So, how do you go about searching for your very first violin teacher?
1. Assess Your Goals
Think about what you want from your violin education. Are you expecting to play high-level repertoire and someday enter a conservatory? Are you wanting to play alternative styles of music? Are you content with playing for yourself and playing relatively easy pieces?
If you want to study fiddle, what style? Irish, Scottish, bluegrass, old-time, etc…? Or, are you only interested in classical, jazz, or blues violin? Once you know what you want from the instrument, it will help you narrow down your search.
2. Finding a Teacher
Where does one even begin to search for a violin teacher? It’s recommended to search reputable places such as the Music Teachers’ National Association and the Suzuki Association directories. These organizations provide a list of teachers with certifications in these methods of learning.
However, word-of-mouth is also a great way to find someone. Teachers will often leave their business cards in music shops and schools. You can call your local violin shops or music stores to ask who they recommend for violin lessons. Music schools or colleges and universities with music programs will also have string teachers who can point you in the right direction.
If those options don’t work for you, you can use other search directories such as Thumbtack, Violinist.com, and TakeLessons.
If you don’t have a violin teacher in your area, there is the option to learn online with a teacher through video chat, video exchange, and pre-recorded video series.

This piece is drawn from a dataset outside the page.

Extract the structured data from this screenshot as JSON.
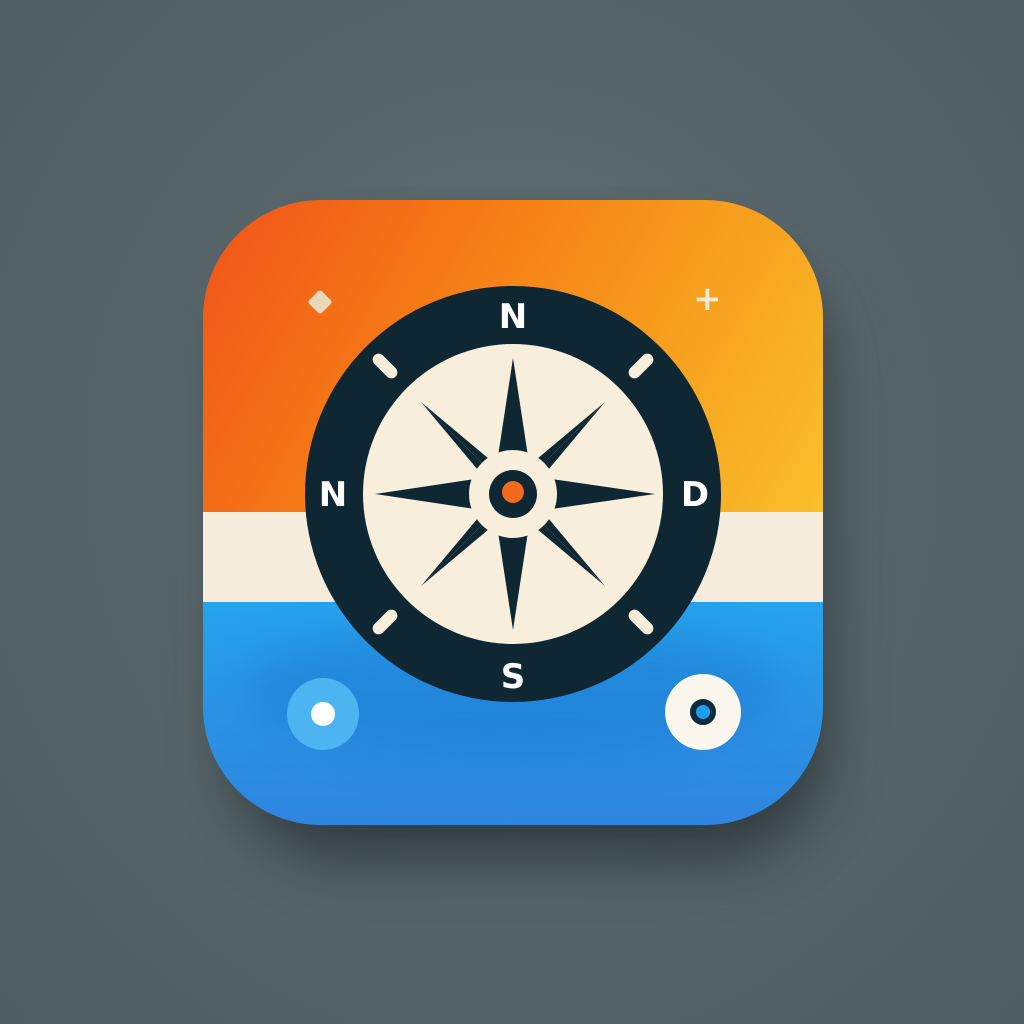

Photo by @pranelli (Twenty20.com)
3. Price Range
What are lessons worth to you? Based on your goals, you can now determine how much you are willing to invest in your musical education.
Depending on the city, state, or town you reside in, prices can range from $25 to $200 per hour. The price the teacher chooses to charge is not an indication of being good or bad at what they do. Factors such as the demand, competition, and cost of living plays a role as well as how many students they have, and what those students are working towards. For example, teachers with more advanced students working on more complex repertoire are more likely to charge a higher price. Whereas teachers guiding beginning and intermediate students might charge a little less.
In any case, you want to make sure your first teacher has the proper certifications, experience, or degrees necessary to teach you the instrument. A teacher with multiple degrees in music may charge more in order to recoup the cost of years worth of a higher education.
Some teachers might not have a degree, but they may have years worth of experience, and some have certifications in particular methods, such as Suzuki and ABRSM (The Associated Board of the Royal Schools of Music).
4. Set Up a Trial Lesson
Many music teachers will offer a free trial lesson. In this lesson, take note of how your teacher explains the information. Is she easy to understand? Does she use creative and fun ways to break the information down? Are you bored during the lesson?
A trial lesson is a good way to determine whether you and the teacher will click personality-wise as well. You don’t want a teacher who will suck the passion for the instrument out of you because of a clashing of thoughts and unaligned goals for your journey on the violin.
By Jasmine Reese